I think the chaos literature is pretty consisent in using "circle map" to refer to only this map, although I've seen the more general definition on occasion. The only support I have for this at the moment is the MathWorld article, and the refs that it cites. linas 23:36, 19 January 2006 (UTC)
I agree with Nitse. A "circle map" can be any map of the circle. The confusion might come from the fact that the standard maps described by Arnol'd essentially model the behavior of many circle maps, up to topological conjugacy.

Renamed[edit]

I renamed article to Arnold tongues per the discussion above. The term circle map can certainly refer to any map of a circle, and there are various researches devoted to study of circle maps, see e.g. Katok-Hasselblat. The family exposed can be named standard circle maps family or something like this, but I believe Arnold tongues is the main subject of the paper. Ilya Voyager (talk) 15:52, 5 September 2012 (UTC)

....and I changed it to Arnold tongue since WP:MOS clearly says the singular should be used except when there's a reason to use the plural. Michael Hardy (talk) 03:56, 6 September 2012 (UTC)

Beating heart model[edit]

How does the circle map correspond to a model of the beating heart? If this could be explained briefly and in language suitable for a layman, possibly in a section of its own (near the end of the article?), that would be excellent. --Quuxplusone 17:14, 16 April 2006 (UTC)

Who is the eponym??[edit]

Is this named after Vladimir Arnold? If not, who's it named after? It is unconscionable that that question is not answered. It should be in the first line. Michael Hardy (talk) 04:11, 6 September 2012 (UTC)

For those who haven’t seen - see WP Maths. Maschen (talk) 16:39, 6 September 2012 (UTC)
Yes, Its VI Arnold. linas (talk) 19:32, 11 September 2012 (UTC)

link to text-book please[edit]

Can't understand the article... where to go to get the basics first... can't Wikipedia have this section "textbook / prerequisites" for all mathematical/technical articles. 117.198.121.106 (talk) 08:42, 27 October 2012 (UTC)

Second Image[edit]

In the second image, with the subtitle "Some of the Arnold tongues for the standard circle map, ", shouldn't alpha by Omega on the horizontal axis? And the comma a period in the subtitle? — Preceding unsigned comment added by Mmbosschaert (talkcontribs) 16:33, 20 January 2013 (UTC)

Circle map redirect[edit]

Could we remove the redirect from circle map to this? It doesn't explain what a circle map is.98.150.246.242 (talk) 07:19, 14 February 2014 (UTC)
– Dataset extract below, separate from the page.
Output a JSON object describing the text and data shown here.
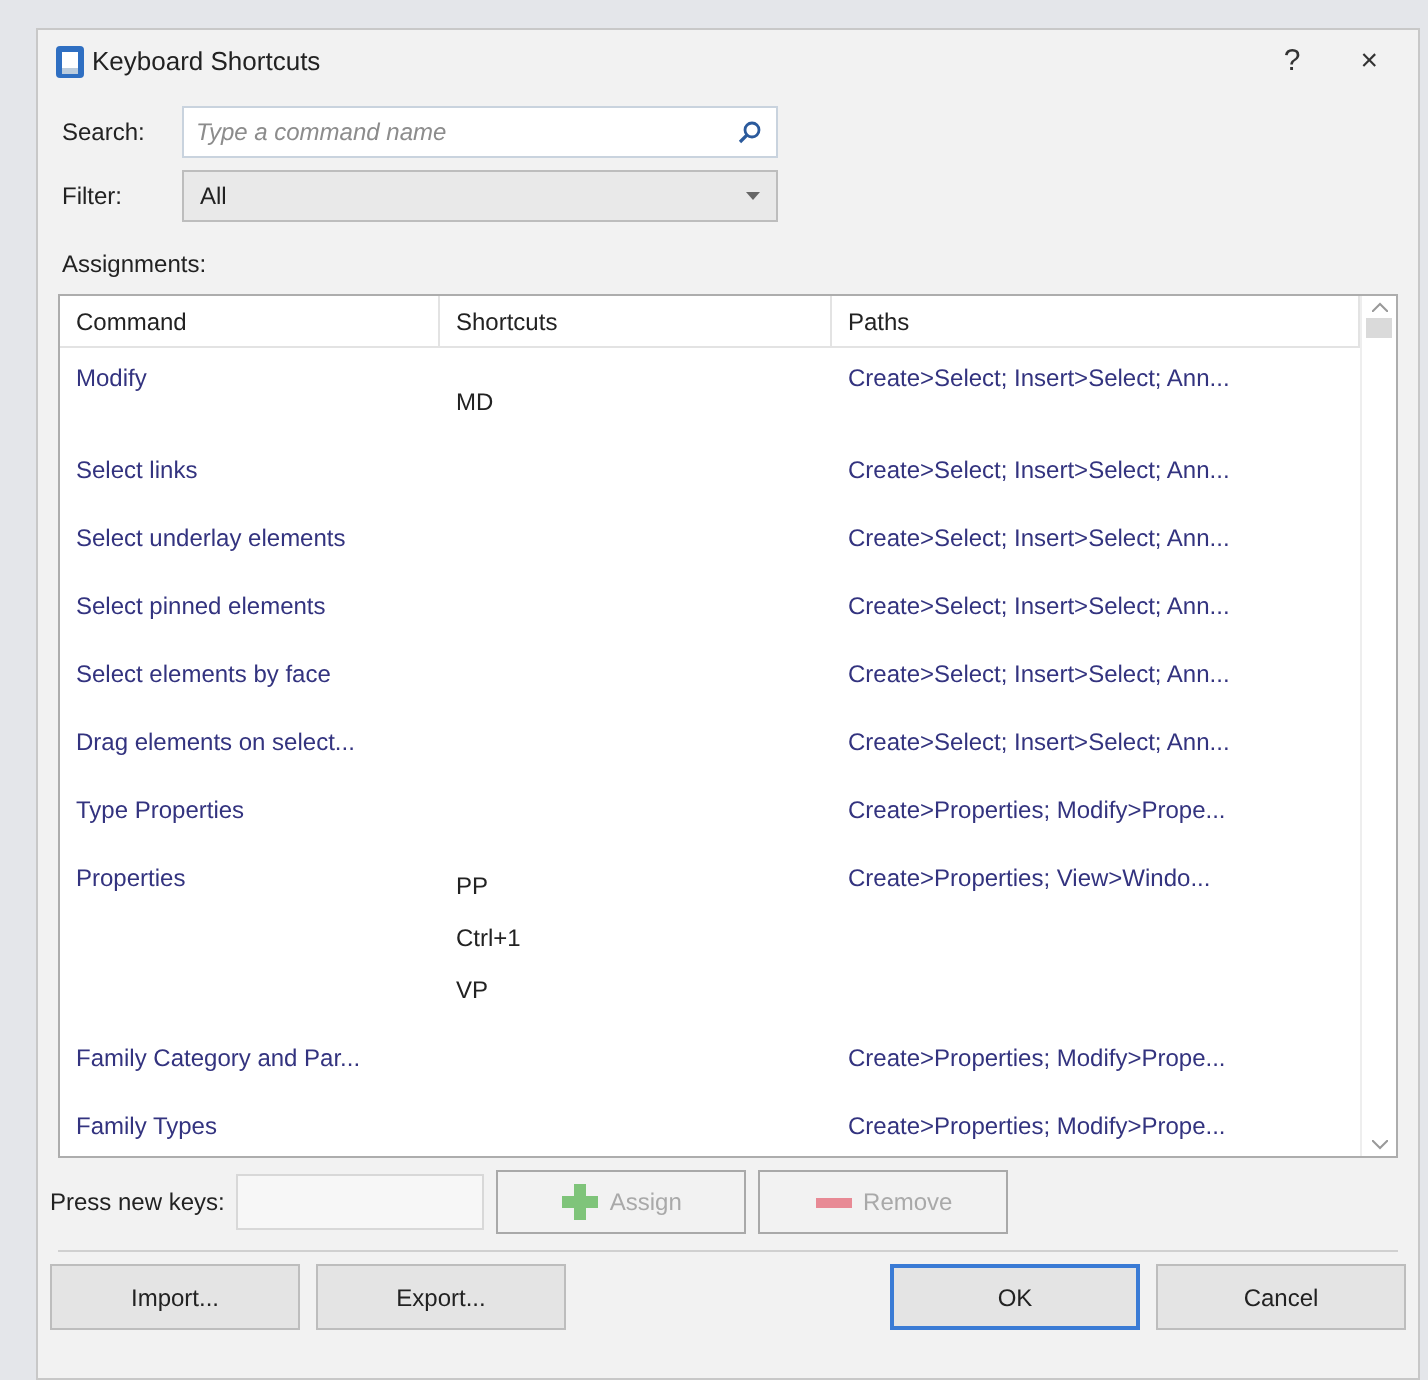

How does it not explain what a circle map is? It's the first section. Eflatmajor7th (talk) 21:35, 15 February 2014 (UTC)

Rotation Number[edit]
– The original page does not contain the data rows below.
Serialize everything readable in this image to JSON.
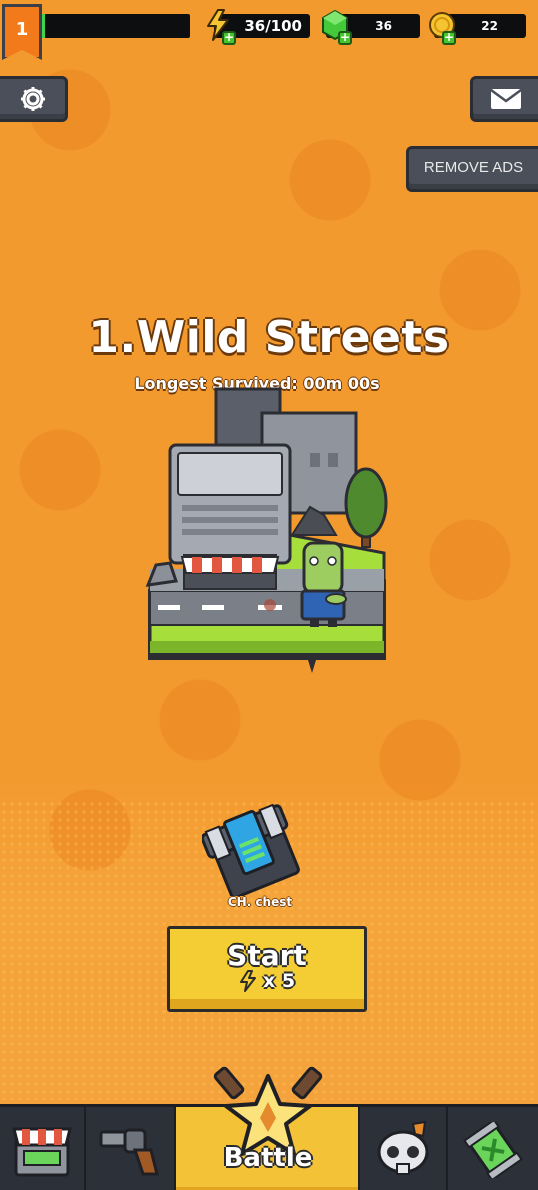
{
  "player": {
    "level": "1",
    "xp_fraction": 0.03
  },
  "resources": {
    "energy": "36/100",
    "gems": "36",
    "coins": "22"
  },
  "buttons": {
    "remove_ads": "REMOVE ADS"
  },
  "stage": {
    "title": "1.Wild Streets",
    "longest_survived": "Longest Survived: 00m 00s"
  },
  "reward": {
    "chest_label": "CH. chest"
  },
  "start": {
    "label": "Start",
    "cost": "x 5"
  },
  "nav": {
    "battle_label": "Battle"
  },
  "colors": {
    "background": "#f39a2f",
    "start_button": "#f4cc33",
    "nav_bar": "#2c3038",
    "active_tab": "#f4c237"
  },
  "icons": [
    "settings-gear-icon",
    "mail-envelope-icon",
    "energy-bolt-icon",
    "gem-icon",
    "coin-icon",
    "shop-icon",
    "revolver-icon",
    "battle-star-icon",
    "skull-icon",
    "battle-pass-icon"
  ]
}
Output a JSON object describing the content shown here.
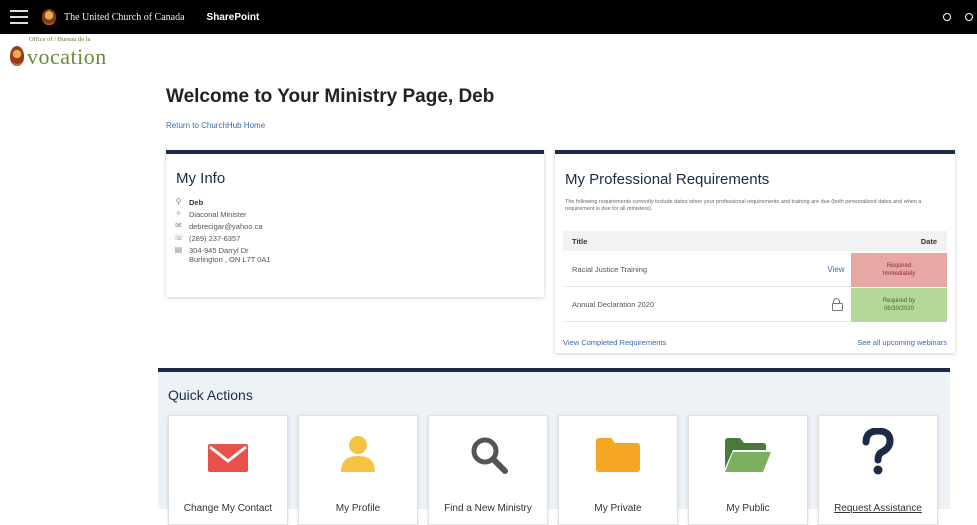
{
  "suite_bar": {
    "org_name": "The United Church of Canada",
    "app_name": "SharePoint"
  },
  "site_logo": {
    "small_text": "Office of / Bureau de la",
    "main_text": "vocation"
  },
  "page": {
    "title": "Welcome to Your Ministry Page, Deb",
    "return_link": "Return to ChurchHub Home"
  },
  "my_info": {
    "title": "My Info",
    "name": "Deb",
    "role": "Diaconal Minister",
    "email": "debrecigar@yahoo.ca",
    "phone": "(289) 237-6357",
    "address_line1": "304-945 Darryl Dr",
    "address_line2": "Burlington , ON L7T 0A1"
  },
  "requirements": {
    "title": "My Professional Requirements",
    "description": "The following requirements currently include dates when your professional requirements and training are due (both personalized dates and when a requirement is due for all ministers).",
    "col_title": "Title",
    "col_date": "Date",
    "rows": [
      {
        "title": "Racial Justice Training",
        "action": "View",
        "date_line1": "Required",
        "date_line2": "Immediately",
        "status_color": "#e8a7a5"
      },
      {
        "title": "Annual Declaration 2020",
        "action_icon": "lock-icon",
        "date_line1": "Required by",
        "date_line2": "06/30/2020",
        "status_color": "#b4d89a"
      }
    ],
    "footer_left": "View Completed Requirements",
    "footer_right": "See all upcoming webinars"
  },
  "quick_actions": {
    "title": "Quick Actions",
    "tiles": [
      {
        "label": "Change My Contact",
        "icon": "envelope-icon",
        "color": "#e8504a"
      },
      {
        "label": "My Profile",
        "icon": "person-icon",
        "color": "#f5c242"
      },
      {
        "label": "Find a New Ministry",
        "icon": "magnifier-icon",
        "color": "#555555"
      },
      {
        "label": "My Private",
        "icon": "folder-icon",
        "color": "#f5a623"
      },
      {
        "label": "My Public",
        "icon": "open-folder-icon",
        "color": "#5a8a4a"
      },
      {
        "label": "Request Assistance",
        "icon": "question-icon",
        "color": "#1b2a45"
      }
    ]
  }
}
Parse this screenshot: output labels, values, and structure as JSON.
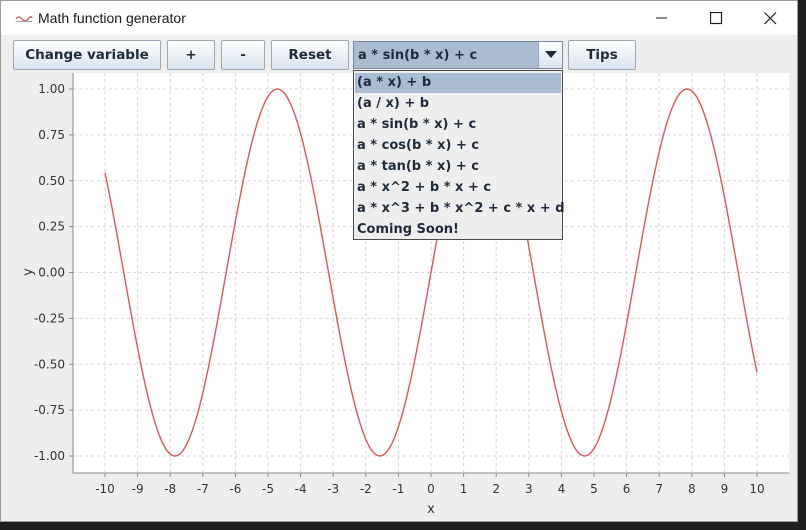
{
  "window": {
    "title": "Math function generator"
  },
  "toolbar": {
    "change_variable_label": "Change variable",
    "plus_label": "+",
    "minus_label": "-",
    "reset_label": "Reset",
    "tips_label": "Tips",
    "function_select": {
      "selected": "a * sin(b * x) + c",
      "options": [
        "(a * x) + b",
        "(a / x) + b",
        "a * sin(b * x) + c",
        "a * cos(b * x) + c",
        "a * tan(b * x) + c",
        "a * x^2 + b * x + c",
        "a * x^3 + b * x^2 + c * x + d",
        "Coming Soon!"
      ],
      "highlighted_option": "(a * x) + b"
    }
  },
  "colors": {
    "curve": "#e05555",
    "grid": "#d6d6d6",
    "selection": "#a9bcd2"
  },
  "chart_data": {
    "type": "line",
    "function": "a * sin(b * x) + c",
    "parameters": {
      "a": 1,
      "b": 1,
      "c": 0
    },
    "xlabel": "x",
    "ylabel": "y",
    "xlim": [
      -10,
      10
    ],
    "ylim": [
      -1,
      1
    ],
    "xticks": [
      "-10",
      "-9",
      "-8",
      "-7",
      "-6",
      "-5",
      "-4",
      "-3",
      "-2",
      "-1",
      "0",
      "1",
      "2",
      "3",
      "4",
      "5",
      "6",
      "7",
      "8",
      "9",
      "10"
    ],
    "yticks": [
      "1.00",
      "0.75",
      "0.50",
      "0.25",
      "0.00",
      "-0.25",
      "-0.50",
      "-0.75",
      "-1.00"
    ],
    "grid": true,
    "series": [
      {
        "x_range": [
          -10,
          10
        ],
        "samples": 401
      }
    ]
  }
}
The rotation number in this article looks strange to me or simply wrong, so to say, though I might be wrong. Compare the expression with the rotation number article: https://en.wikipedia.org/wiki/Rotation_number Simply put, the rotation number is something like an average rotation angle per iteration. In this article's formula, however, there is a sum over all angles theta_n. For example, if we set K = 0, we should obtain Omega as the rotation number. For K = 0, we should have something like theta_n = n * Omega. If we put this in the sum of the numerator, we get something like 1/2 * n * (n+1) * Omega and thus, the limit n --> infinity does not exist. Without the sum, however, everthing is right, since we immediately get omega = Omega. Without the sum, the formula would also be consistent with the one in the rotation number article if we choose theta_0 = 0 (which we can do, since the number is proven to be independent of the starting angle, see the other article). I also checked some of the sources for this specific expression, but I didn't find anything similar. In fact, all the definitions of the rotation number in the sources are the same as in the Rotation Number article. I therefore suggest to simply remove the sum. But if I am wrong, you may correct me, which is my I didn't change anything yet. 178.20.90.65 (talk) 19:14, 18 February 2016 (UTC)
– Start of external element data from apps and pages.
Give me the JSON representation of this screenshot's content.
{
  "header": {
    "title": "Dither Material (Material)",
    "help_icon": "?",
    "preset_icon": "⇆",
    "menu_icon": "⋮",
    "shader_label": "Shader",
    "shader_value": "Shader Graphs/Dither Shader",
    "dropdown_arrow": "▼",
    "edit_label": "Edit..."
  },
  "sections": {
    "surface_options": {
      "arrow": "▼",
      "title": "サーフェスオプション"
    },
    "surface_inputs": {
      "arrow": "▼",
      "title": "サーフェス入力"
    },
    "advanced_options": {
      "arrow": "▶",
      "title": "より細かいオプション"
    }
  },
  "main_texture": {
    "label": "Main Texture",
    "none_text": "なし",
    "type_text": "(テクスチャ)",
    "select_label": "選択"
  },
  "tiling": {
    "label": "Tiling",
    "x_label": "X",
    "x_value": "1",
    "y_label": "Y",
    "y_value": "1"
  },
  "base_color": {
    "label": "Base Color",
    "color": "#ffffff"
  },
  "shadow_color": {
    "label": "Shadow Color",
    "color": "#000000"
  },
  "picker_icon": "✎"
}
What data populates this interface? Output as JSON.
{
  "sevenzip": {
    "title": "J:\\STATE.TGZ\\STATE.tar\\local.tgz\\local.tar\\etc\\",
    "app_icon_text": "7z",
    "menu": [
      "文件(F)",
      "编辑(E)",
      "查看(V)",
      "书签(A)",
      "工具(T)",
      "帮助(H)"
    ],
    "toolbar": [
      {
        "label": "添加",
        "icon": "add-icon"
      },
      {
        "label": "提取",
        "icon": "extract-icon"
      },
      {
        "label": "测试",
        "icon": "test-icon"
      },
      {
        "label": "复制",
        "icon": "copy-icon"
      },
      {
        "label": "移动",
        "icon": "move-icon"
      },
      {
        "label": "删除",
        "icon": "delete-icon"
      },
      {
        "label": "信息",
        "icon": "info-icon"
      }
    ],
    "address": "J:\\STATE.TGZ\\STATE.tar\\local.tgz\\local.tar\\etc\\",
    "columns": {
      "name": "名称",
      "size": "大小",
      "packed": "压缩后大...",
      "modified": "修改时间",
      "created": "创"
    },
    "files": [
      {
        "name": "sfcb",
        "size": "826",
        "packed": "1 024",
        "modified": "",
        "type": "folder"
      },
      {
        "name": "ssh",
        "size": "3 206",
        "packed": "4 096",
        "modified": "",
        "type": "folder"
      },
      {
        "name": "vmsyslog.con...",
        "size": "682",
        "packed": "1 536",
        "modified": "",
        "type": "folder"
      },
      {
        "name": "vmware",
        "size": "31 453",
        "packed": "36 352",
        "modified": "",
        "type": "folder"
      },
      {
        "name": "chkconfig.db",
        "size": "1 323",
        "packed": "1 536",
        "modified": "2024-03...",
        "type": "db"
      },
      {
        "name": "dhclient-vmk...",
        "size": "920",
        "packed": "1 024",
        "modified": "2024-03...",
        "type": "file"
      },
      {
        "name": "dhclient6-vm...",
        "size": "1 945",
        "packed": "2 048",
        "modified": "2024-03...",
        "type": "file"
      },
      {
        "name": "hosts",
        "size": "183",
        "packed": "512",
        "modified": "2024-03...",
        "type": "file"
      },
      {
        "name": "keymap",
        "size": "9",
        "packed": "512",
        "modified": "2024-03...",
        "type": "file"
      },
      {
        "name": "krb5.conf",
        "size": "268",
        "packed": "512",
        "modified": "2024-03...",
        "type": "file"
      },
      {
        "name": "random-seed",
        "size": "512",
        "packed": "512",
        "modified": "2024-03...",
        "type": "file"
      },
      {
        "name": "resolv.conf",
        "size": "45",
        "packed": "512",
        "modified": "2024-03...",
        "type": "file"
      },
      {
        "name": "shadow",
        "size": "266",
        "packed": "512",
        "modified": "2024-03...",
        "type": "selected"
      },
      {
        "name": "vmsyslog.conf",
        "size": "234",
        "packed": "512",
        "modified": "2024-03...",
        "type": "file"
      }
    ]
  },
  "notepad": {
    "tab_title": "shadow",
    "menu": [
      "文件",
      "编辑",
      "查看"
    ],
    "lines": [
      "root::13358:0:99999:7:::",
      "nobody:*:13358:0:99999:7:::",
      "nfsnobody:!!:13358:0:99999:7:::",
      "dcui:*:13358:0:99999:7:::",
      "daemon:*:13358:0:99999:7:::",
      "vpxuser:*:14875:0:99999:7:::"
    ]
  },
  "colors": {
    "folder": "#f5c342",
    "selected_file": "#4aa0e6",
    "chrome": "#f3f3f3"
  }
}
I would encourage you to make the change(s) you think is/are necessary. No one has been checking up on this page in quite a while. Your explanation for what you want to do sounds right to me. Eflatmajor7th (talk) 03:26, 19 February 2016 (UTC)